This is the challenging paradox we hear in the Gospel lesson this morning. We go from obedience to obedience. We pass through the slavery of Death and so become sons and daughter of life. The startling, scandalous Good News is that if we die with Christ, we will live with him. This is the process by which we leave behind the old, dirty, dingy, worn-out, threadbare clothes of our former lives, and begin to put on the clean, shining garment of righteousness that has been washed in the blood of Jesus—the garment that God himself places upon our shoulders.

God’s call to obedience is not like our slavery under Sin and Death. God’s call is not a command from a tyrant on high. It is, rather, the gentle invitation of a patient parent. It is the soothing voice of a loving father, encouraging us to relax our white-knuckled grip on a few broken down old toys, so that he may put into our open hands the good things we really need. To obey God is to give up a power we never had. It is not our undoing, but our unclenching. Make no mistake: Christ’s call to death is real. To obey God does indeed mean a death. But it means the death of a lie. It means participation in the death of Christ, so that we may, at last, begin truly to live.

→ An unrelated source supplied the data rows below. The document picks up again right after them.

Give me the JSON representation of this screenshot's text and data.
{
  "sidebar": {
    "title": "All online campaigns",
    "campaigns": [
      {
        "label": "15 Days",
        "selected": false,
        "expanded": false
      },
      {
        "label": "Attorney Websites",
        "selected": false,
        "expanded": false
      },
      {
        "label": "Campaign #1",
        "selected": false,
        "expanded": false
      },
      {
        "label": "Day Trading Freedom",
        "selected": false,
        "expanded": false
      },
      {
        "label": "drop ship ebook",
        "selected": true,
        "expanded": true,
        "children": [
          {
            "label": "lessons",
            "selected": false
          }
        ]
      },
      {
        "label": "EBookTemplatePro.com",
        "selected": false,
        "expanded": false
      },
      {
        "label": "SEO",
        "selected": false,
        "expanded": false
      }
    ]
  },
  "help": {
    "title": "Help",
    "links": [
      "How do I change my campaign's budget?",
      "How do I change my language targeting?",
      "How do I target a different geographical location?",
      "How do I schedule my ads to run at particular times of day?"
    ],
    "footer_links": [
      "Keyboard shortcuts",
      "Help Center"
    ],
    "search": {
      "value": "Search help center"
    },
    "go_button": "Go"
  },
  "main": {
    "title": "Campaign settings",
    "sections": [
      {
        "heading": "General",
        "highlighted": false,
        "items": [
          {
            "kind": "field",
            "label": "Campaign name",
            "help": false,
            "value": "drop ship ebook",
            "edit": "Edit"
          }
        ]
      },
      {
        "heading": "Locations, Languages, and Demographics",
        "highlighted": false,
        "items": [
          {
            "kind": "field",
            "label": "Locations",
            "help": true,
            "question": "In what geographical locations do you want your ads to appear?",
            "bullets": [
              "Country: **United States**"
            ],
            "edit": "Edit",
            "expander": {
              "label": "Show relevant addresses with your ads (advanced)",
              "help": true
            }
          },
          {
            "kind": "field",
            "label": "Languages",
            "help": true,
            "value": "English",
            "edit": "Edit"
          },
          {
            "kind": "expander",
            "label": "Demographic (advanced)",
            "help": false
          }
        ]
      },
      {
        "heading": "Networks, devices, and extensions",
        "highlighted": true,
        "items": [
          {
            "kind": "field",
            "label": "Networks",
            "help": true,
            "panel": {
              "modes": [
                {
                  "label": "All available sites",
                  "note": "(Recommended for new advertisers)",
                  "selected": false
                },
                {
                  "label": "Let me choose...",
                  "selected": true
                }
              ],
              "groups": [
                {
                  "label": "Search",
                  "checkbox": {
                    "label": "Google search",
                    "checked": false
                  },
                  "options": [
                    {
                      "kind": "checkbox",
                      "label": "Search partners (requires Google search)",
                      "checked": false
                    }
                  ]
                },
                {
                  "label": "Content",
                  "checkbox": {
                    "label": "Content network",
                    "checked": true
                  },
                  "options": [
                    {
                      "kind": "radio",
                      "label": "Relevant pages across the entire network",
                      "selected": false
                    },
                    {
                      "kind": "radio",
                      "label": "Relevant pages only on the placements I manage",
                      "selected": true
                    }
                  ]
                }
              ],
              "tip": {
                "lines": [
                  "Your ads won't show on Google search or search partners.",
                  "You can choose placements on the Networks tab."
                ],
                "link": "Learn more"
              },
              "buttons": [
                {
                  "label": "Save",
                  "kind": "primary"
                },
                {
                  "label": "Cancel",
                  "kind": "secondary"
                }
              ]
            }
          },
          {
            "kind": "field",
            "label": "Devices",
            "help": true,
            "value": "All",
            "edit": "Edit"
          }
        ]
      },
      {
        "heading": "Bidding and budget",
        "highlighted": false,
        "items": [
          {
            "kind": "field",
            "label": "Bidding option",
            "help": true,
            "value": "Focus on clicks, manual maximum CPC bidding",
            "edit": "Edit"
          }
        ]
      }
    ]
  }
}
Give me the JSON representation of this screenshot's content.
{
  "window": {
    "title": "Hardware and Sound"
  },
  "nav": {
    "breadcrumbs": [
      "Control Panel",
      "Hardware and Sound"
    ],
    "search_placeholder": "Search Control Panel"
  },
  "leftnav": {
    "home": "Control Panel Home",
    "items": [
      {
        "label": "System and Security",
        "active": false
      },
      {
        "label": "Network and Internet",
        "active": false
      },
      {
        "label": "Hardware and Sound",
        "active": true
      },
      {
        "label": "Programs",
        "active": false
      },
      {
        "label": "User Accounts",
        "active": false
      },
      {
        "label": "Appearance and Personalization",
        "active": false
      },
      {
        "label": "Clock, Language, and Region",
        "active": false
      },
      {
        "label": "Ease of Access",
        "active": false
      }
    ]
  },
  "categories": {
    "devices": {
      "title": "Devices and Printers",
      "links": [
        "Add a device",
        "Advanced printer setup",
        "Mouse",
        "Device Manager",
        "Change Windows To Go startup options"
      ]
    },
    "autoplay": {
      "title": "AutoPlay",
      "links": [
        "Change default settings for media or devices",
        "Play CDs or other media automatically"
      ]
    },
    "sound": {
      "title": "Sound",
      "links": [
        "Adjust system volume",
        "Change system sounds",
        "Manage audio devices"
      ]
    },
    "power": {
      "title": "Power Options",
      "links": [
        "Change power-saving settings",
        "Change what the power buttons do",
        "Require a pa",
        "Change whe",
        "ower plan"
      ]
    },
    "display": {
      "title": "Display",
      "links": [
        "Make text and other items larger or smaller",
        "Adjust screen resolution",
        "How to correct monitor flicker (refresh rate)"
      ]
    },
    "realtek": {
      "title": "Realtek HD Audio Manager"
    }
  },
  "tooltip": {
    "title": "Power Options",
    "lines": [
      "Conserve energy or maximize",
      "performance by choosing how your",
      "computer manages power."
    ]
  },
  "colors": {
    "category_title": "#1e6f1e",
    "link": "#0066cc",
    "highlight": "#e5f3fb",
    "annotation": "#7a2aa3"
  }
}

So the next time you stand in the security line at the airport, I hope you will be grateful for that horrible, wonderful reminder that your life is not your own. Then say a brief, thankful prayer to the One whose you are, the One who holds your life in his good and gracious hands, the One who calls you now and always into his obedient service—the One “whose service is perfect freedom.”